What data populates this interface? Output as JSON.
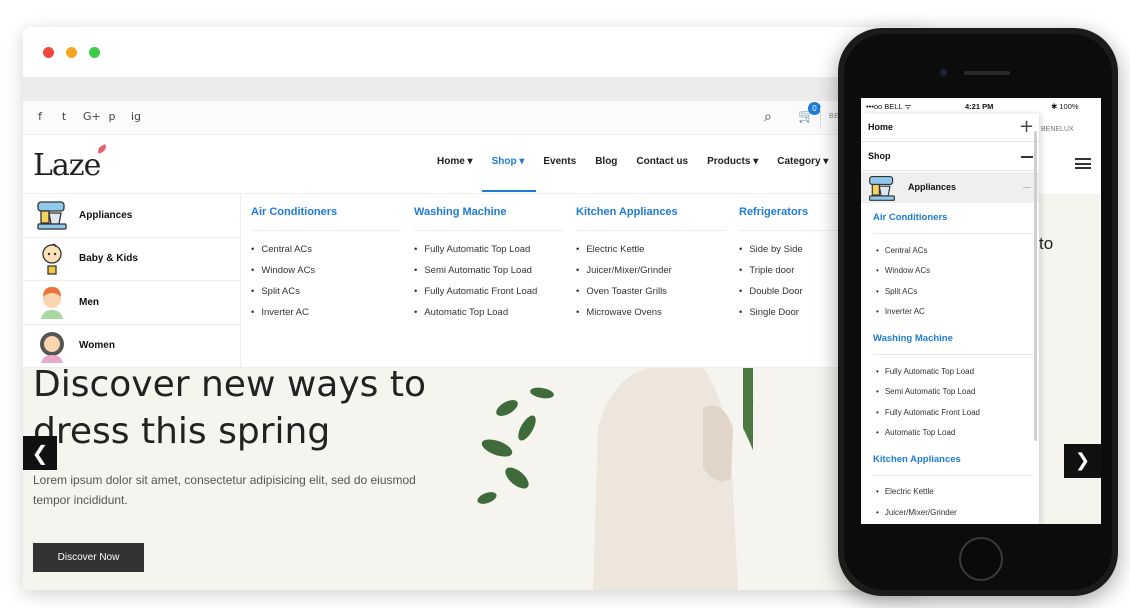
{
  "browser": {
    "social_icons": [
      "f",
      "t",
      "G+",
      "p",
      "ig"
    ],
    "cart_count": "0",
    "language": "BEL",
    "logo": "Laze",
    "nav": [
      "Home ▾",
      "Shop ▾",
      "Events",
      "Blog",
      "Contact us",
      "Products ▾",
      "Category ▾"
    ],
    "active_nav": "Shop",
    "categories": [
      "Appliances",
      "Baby & Kids",
      "Men",
      "Women"
    ],
    "columns": [
      {
        "title": "Air Conditioners",
        "items": [
          "Central ACs",
          "Window ACs",
          "Split ACs",
          "Inverter AC"
        ]
      },
      {
        "title": "Washing Machine",
        "items": [
          "Fully Automatic Top Load",
          "Semi Automatic Top Load",
          "Fully Automatic Front Load",
          "Automatic Top Load"
        ]
      },
      {
        "title": "Kitchen Appliances",
        "items": [
          "Electric Kettle",
          "Juicer/Mixer/Grinder",
          "Oven Toaster Grills",
          "Microwave Ovens"
        ]
      },
      {
        "title": "Refrigerators",
        "items": [
          "Side by Side",
          "Triple door",
          "Double Door",
          "Single Door"
        ]
      }
    ],
    "hero": {
      "title": "Discover new ways to dress this spring",
      "text": "Lorem ipsum dolor sit amet, consectetur adipisicing elit, sed do eiusmod tempor incididunt.",
      "button": "Discover Now",
      "prev": "❮"
    }
  },
  "phone": {
    "status_left": "•••oo BELL ᯤ",
    "status_time": "4:21 PM",
    "status_right": "✱ 100%",
    "menu_home": "Home",
    "menu_shop": "Shop",
    "menu_category": "Appliances",
    "lang": "BENELUX",
    "hero_fragment": "to",
    "next": "❯",
    "sections": [
      {
        "title": "Air Conditioners",
        "items": [
          "Central ACs",
          "Window ACs",
          "Split ACs",
          "Inverter AC"
        ]
      },
      {
        "title": "Washing Machine",
        "items": [
          "Fully Automatic Top Load",
          "Semi Automatic Top Load",
          "Fully Automatic Front Load",
          "Automatic Top Load"
        ]
      },
      {
        "title": "Kitchen Appliances",
        "items": [
          "Electric Kettle",
          "Juicer/Mixer/Grinder"
        ]
      }
    ]
  },
  "colors": {
    "accent": "#1d7bd6",
    "dark": "#222222",
    "hero_bg": "#f6f4ef"
  }
}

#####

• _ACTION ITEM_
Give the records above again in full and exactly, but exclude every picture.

• _ANSWER BELOW_
What data populates this interface? Output as JSON.
{
  "browser": {
    "social_icons": [
      "f",
      "t",
      "G+",
      "p",
      "ig"
    ],
    "cart_count": "0",
    "language": "BEL",
    "logo": "Laze",
    "nav": [
      "Home ▾",
      "Shop ▾",
      "Events",
      "Blog",
      "Contact us",
      "Products ▾",
      "Category ▾"
    ],
    "active_nav": "Shop",
    "categories": [
      "Appliances",
      "Baby & Kids",
      "Men",
      "Women"
    ],
    "columns": [
      {
        "title": "Air Conditioners",
        "items": [
          "Central ACs",
          "Window ACs",
          "Split ACs",
          "Inverter AC"
        ]
      },
      {
        "title": "Washing Machine",
        "items": [
          "Fully Automatic Top Load",
          "Semi Automatic Top Load",
          "Fully Automatic Front Load",
          "Automatic Top Load"
        ]
      },
      {
        "title": "Kitchen Appliances",
        "items": [
          "Electric Kettle",
          "Juicer/Mixer/Grinder",
          "Oven Toaster Grills",
          "Microwave Ovens"
        ]
      },
      {
        "title": "Refrigerators",
        "items": [
          "Side by Side",
          "Triple door",
          "Double Door",
          "Single Door"
        ]
      }
    ],
    "hero": {
      "title": "Discover new ways to dress this spring",
      "text": "Lorem ipsum dolor sit amet, consectetur adipisicing elit, sed do eiusmod tempor incididunt.",
      "button": "Discover Now",
      "prev": "❮"
    }
  },
  "phone": {
    "status_left": "•••oo BELL ᯤ",
    "status_time": "4:21 PM",
    "status_right": "✱ 100%",
    "menu_home": "Home",
    "menu_shop": "Shop",
    "menu_category": "Appliances",
    "lang": "BENELUX",
    "hero_fragment": "to",
    "next": "❯",
    "sections": [
      {
        "title": "Air Conditioners",
        "items": [
          "Central ACs",
          "Window ACs",
          "Split ACs",
          "Inverter AC"
        ]
      },
      {
        "title": "Washing Machine",
        "items": [
          "Fully Automatic Top Load",
          "Semi Automatic Top Load",
          "Fully Automatic Front Load",
          "Automatic Top Load"
        ]
      },
      {
        "title": "Kitchen Appliances",
        "items": [
          "Electric Kettle",
          "Juicer/Mixer/Grinder"
        ]
      }
    ]
  },
  "colors": {
    "accent": "#1d7bd6",
    "dark": "#222222",
    "hero_bg": "#f6f4ef"
  }
}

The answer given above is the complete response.